Work item: Report only the number of lines in the following entries where the word "queue" occurs.

Supplied entries:
····················

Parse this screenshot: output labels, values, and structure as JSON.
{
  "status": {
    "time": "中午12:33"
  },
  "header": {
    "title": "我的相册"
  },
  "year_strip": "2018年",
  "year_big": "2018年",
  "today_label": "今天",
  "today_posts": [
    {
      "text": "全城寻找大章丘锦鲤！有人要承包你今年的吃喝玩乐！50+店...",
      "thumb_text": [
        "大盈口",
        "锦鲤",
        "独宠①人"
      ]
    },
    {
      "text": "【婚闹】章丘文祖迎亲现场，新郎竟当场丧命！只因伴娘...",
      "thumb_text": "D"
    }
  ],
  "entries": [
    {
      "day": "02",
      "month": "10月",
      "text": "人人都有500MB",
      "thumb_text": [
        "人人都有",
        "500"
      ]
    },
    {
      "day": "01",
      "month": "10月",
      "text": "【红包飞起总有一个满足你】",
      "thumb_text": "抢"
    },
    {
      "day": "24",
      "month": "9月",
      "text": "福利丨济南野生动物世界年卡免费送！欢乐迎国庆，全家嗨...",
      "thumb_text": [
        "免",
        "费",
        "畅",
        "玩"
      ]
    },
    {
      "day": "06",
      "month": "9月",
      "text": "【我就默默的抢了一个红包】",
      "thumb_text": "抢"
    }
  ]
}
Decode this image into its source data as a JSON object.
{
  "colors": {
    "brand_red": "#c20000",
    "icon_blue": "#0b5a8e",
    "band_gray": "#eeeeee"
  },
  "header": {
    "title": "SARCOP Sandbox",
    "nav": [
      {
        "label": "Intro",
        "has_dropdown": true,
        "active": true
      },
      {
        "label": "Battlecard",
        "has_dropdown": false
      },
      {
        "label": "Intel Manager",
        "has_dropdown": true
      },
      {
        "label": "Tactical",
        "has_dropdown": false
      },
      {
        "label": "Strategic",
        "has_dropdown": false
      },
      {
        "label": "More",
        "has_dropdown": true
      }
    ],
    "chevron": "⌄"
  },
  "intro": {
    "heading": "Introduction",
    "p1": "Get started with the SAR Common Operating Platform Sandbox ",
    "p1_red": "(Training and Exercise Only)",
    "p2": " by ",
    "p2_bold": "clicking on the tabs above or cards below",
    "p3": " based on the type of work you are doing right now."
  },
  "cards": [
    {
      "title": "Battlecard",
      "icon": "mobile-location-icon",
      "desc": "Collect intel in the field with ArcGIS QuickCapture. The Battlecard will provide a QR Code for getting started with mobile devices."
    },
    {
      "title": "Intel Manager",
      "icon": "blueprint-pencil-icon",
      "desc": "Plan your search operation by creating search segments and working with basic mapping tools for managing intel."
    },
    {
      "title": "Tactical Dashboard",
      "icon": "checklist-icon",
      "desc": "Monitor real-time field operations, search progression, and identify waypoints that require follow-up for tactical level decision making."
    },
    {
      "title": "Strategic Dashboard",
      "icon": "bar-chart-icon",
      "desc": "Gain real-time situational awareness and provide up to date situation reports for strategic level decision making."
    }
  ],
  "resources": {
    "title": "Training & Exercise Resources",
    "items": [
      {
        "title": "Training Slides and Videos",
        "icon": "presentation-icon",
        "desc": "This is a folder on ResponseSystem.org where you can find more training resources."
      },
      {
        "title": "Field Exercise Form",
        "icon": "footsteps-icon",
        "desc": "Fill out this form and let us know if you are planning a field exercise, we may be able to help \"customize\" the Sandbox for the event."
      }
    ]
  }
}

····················

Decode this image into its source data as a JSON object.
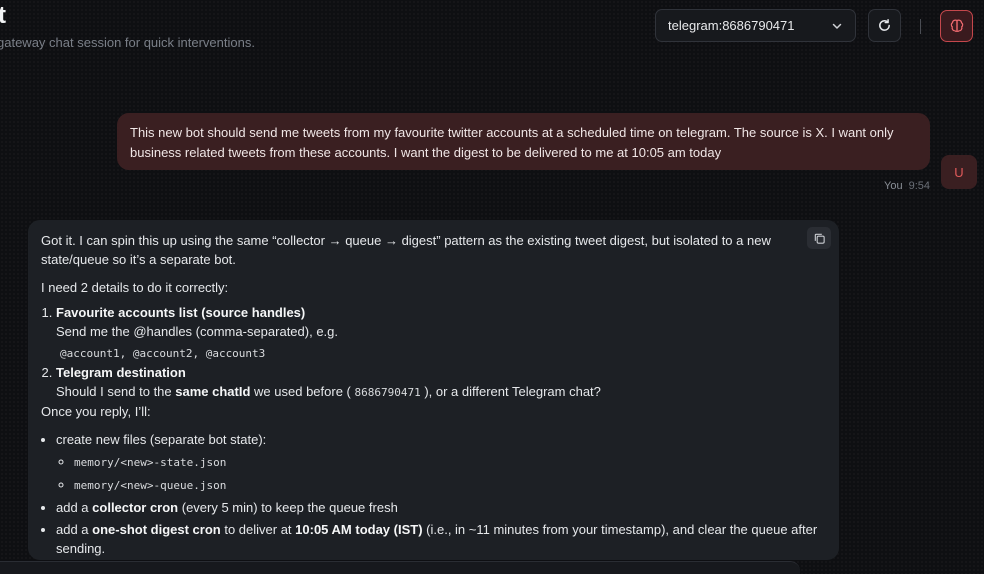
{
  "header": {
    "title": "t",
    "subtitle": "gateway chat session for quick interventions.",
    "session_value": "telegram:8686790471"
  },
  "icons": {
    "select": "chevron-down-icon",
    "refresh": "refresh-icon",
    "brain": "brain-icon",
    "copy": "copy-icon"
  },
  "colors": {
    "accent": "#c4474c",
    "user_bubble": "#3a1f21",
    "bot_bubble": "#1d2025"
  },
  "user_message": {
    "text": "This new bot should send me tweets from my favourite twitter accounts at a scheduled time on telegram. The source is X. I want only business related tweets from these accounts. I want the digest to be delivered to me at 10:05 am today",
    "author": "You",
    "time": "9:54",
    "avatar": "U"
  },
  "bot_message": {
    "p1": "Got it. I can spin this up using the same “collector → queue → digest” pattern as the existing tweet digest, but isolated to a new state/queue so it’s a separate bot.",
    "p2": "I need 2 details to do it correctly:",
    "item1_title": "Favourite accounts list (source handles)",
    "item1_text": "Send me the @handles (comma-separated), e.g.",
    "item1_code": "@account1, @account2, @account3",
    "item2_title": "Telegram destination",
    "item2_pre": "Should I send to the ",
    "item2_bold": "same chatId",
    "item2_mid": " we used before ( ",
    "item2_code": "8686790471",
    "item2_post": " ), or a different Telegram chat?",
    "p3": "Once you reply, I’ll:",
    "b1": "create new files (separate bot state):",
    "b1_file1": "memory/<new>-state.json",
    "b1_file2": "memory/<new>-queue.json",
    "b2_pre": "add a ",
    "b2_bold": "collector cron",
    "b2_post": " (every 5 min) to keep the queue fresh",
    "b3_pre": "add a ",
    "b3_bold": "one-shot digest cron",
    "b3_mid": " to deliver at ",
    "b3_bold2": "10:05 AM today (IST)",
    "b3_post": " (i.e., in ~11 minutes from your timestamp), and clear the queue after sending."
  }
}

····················

Solution: 4